One of the smallest countries of Europe is way down in the Mediterranean sea, rich in history and archaeological attraction. Cyprus is the third major island in the Mediterranean, right after Sicily and Sardinia, but particularly resemblant, historically and ethnographically, to Sicily. Both islands were much fought over by different empires that endowed them with a rich archaeological legacy. The visitor with the time and inclination to learn about history will find Cyprus as the perfect epitome of the crossroad of great civilizations of southern Europe (Italy and Greece) and the near-Eastern ancient world. Wherever the visitor goes in Cyprus, he or she will be astounded by the wealth of the remnants of that world and by the craggy and yet verdant scenery. History is suspended in time, in fabulous Roman mosaics and stunning monasteries adorned with countless Byzantine icons.
This was the land where great civilizations prospered, from Assyria to Egypt, and then Persia, Macedonia and Rome in the BC centuries. Its population had been, and remains, predominantly Greek. After the collapse of the Roman empire, Cyprus was ruled by Byzantium, the Franks, the Venetians and the Ottoman Turks. When the Turks established themselves on the island, they established a stronger presence than the preceding populaces. Worse still, Turkey intervened with military force in 1974 following a military coup by Greek nationalists favorable to “enosis,” that is reunion with Greece. The Turkish invasion seized 36% of the country, causing 180,000 Greek Cypriots to flee their homes in the north, becoming refugees in their own country. There was nothing that could be done by the British, who had annexed the island in 1925. In fact, Britain had gained effective control of Cyprus in 1878 by concluding an alliance with the Sultan. When Turkey sided with Germany in World War II, Britain made Cyprus a Crown Colony.
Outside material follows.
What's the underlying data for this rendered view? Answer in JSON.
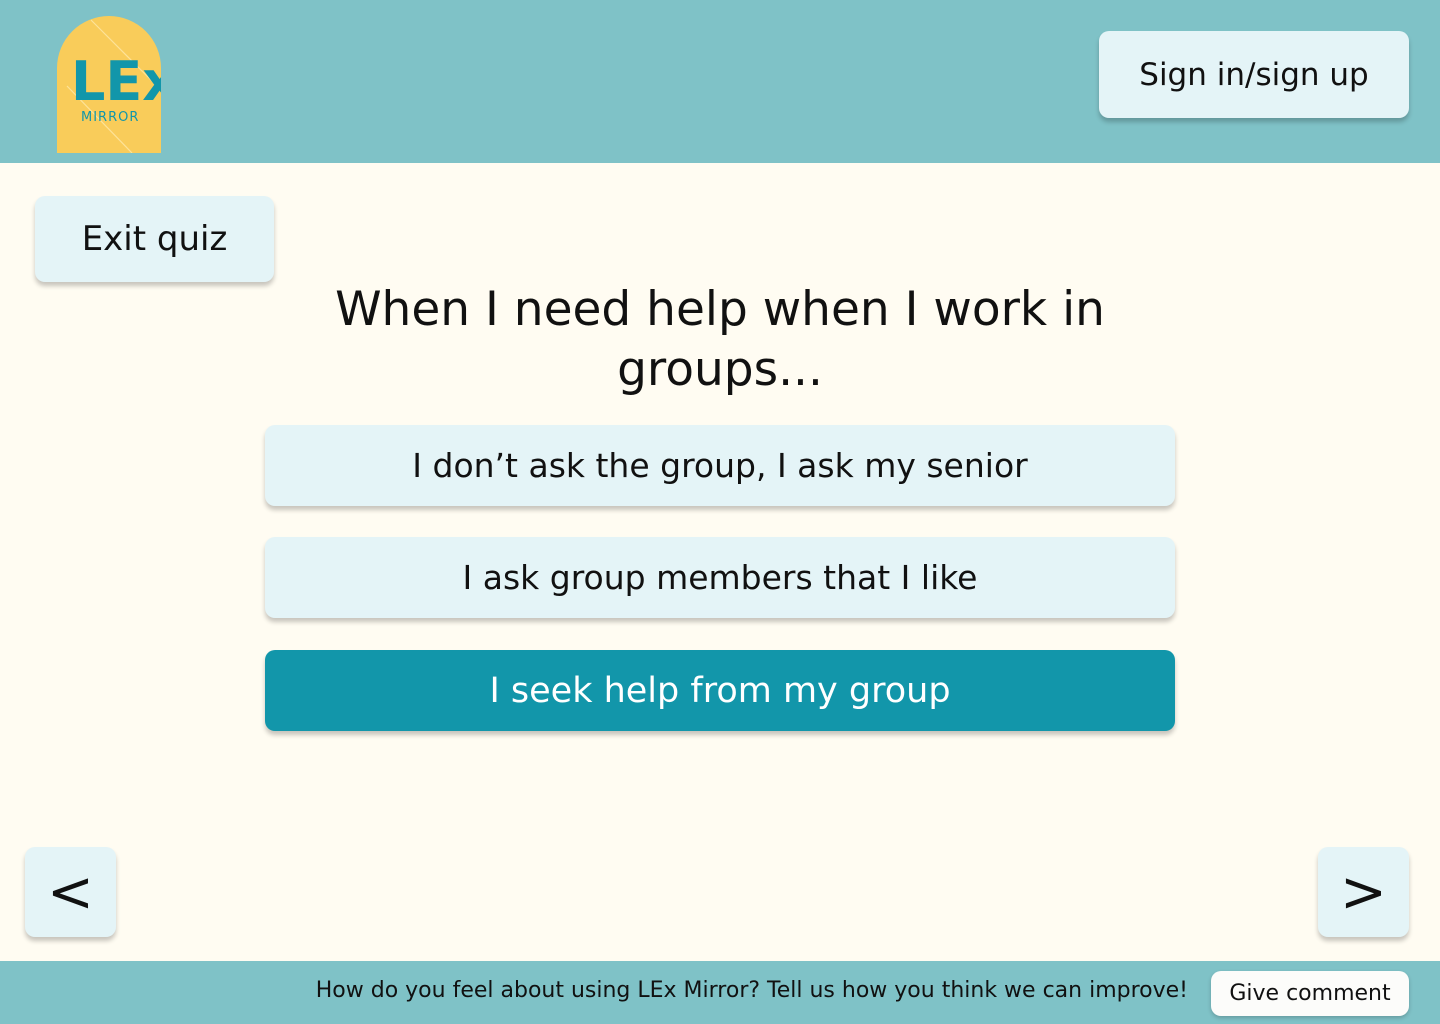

In 1960, the UK negotiated an independence agreement with Greece and Turkey under which the three powers guaranteed to protect the integrity of Cyprus with the specific proviso that the island would not be partitioned. Cyprus thus became independent as the Republic of Cyprus. Tragedy unfolded in the new country when intercommunal fighting broke out and the British were forced to impose order and a ceasefire line known as the Green Line. After the Turkish invasion, it became a border.
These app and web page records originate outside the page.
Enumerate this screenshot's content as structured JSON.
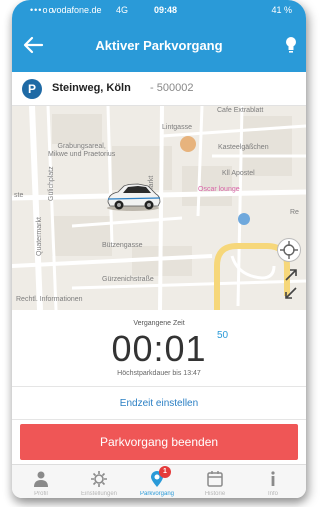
{
  "status_bar": {
    "signal": "•••oo",
    "carrier": "vodafone.de",
    "network": "4G",
    "time": "09:48",
    "battery": "41 %"
  },
  "nav": {
    "title": "Aktiver Parkvorgang",
    "back_icon": "arrow-left-icon",
    "help_icon": "lightbulb-icon"
  },
  "location": {
    "pin": "P",
    "street": "Steinweg, Köln",
    "separator": " - ",
    "zone_code": "500002"
  },
  "map": {
    "labels": {
      "cafe": "Cafe Extrablatt",
      "lintgasse": "Lintgasse",
      "grabungsareal": "Grabungsareal,\nMikwe und Praetorius",
      "kasteelgasse": "Kasteelgäßchen",
      "apostel": "Kll Apostel",
      "oscar": "Oscar lounge",
      "heumarkt": "Heumarkt",
      "quatermarkt": "Quatermarkt",
      "gurzenich": "Gülichplatz",
      "buetzengasse": "Bützengasse",
      "gurzenichstrasse": "Gürzenichstraße",
      "rechtl": "Rechtl. Informationen",
      "ste": "ste",
      "re": "Re"
    },
    "colors": {
      "road": "#ffffff",
      "highlight": "#f6d77a",
      "bg": "#efece6"
    }
  },
  "timer": {
    "label": "Vergangene Zeit",
    "elapsed": "00:01",
    "seconds": "50",
    "max_duration": "Höchstparkdauer bis 13:47"
  },
  "end_time_link": "Endzeit einstellen",
  "end_button": "Parkvorgang beenden",
  "tabs": [
    {
      "label": "Profil",
      "icon": "person-icon",
      "active": false
    },
    {
      "label": "Einstellungen",
      "icon": "gear-icon",
      "active": false
    },
    {
      "label": "Parkvorgang",
      "icon": "parking-pin-icon",
      "active": true,
      "badge": "1"
    },
    {
      "label": "Historie",
      "icon": "calendar-icon",
      "active": false
    },
    {
      "label": "Info",
      "icon": "info-icon",
      "active": false
    }
  ],
  "accent": "#2a9ad8",
  "danger": "#ef5656"
}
In May 2004, Cyprus became a member of the European Union. After years of intense and at times virulent negotiations, not to talk about the threat of war between Greece and Turkey, nothing has changed. Referenda on the UN reunification plan were rejected, Turkey continues to occupy the northern area with a garrison and settlers keep coming from Turkey. There are now 500,000 Turks in the northern area that comprises one third of the island while the Republic of Cyprus counts 1.17 million people.
Among the oddities of an island split in two parts, the most unsettling is finding oneself in a city that is the capital of two countries. This is Nicosia, the capital of both the Republic of Cyprus and the so-called Turkish Republic of Northern Cyprus, a puppet state recognized only by Turkey, the occupying party. Among the five checkpoints in Cyprus, the best known is the one at Ledra Street in Nicosia that is reserved for pedestrians with passports or photo ID. The checkpoints are manned by U.N. personnel. At Ledra Street one can find a bar, sheltered by sandbags and discarded metal drums. I inspected it on a day when all checkpoints were closed.
The story that a visitor quickly learns is the extent to which the Turkish occupiers have raped their section of the island. The vast destruction and pillage of religious sites and objects committed by the Turkish troops since the invasion is an insult to humanity and to the efforts of UNESCO to protect cultural and world heritage sites. Turkish agents have removed entire mosaics from the Christian churches and sold them through Turkish merchants on the international art market. The gouged walls of monasteries and Byzantine holy places bear silent testimony to the Turkish wanton disregard not only of other religious cultures but of international law such as the 1954 Hague Convention for the Protection of Cultural Property During Armed Conflict. The Turkish authorities in Northern Cyprus did not prevent theft, pillage and misappropriation of cultural property. The European Court of Human Rights found Turkey responsible for deprivation of private property of Greek Cypriots expelled from the occupied territory.
There is also a convention in force since 1995, named UNIDROIT, that establishes rules for the restitution of stolen cultural objects and illicitly exported cultural objects. The Republic of Cyprus has ratified the convention, Turkey has not. Such despicable behavior by Turkey is just one of many reasons for the strong stand by the majority of Europeans who spurn the idea of Turkey entering the European Union. The chasm between Turkey and Europe is way too deep, politically, socially but most significant, culturally. Lamentably, it will not be bridged in Cyprus, the cradle of a civilization that goes back 9,000 years.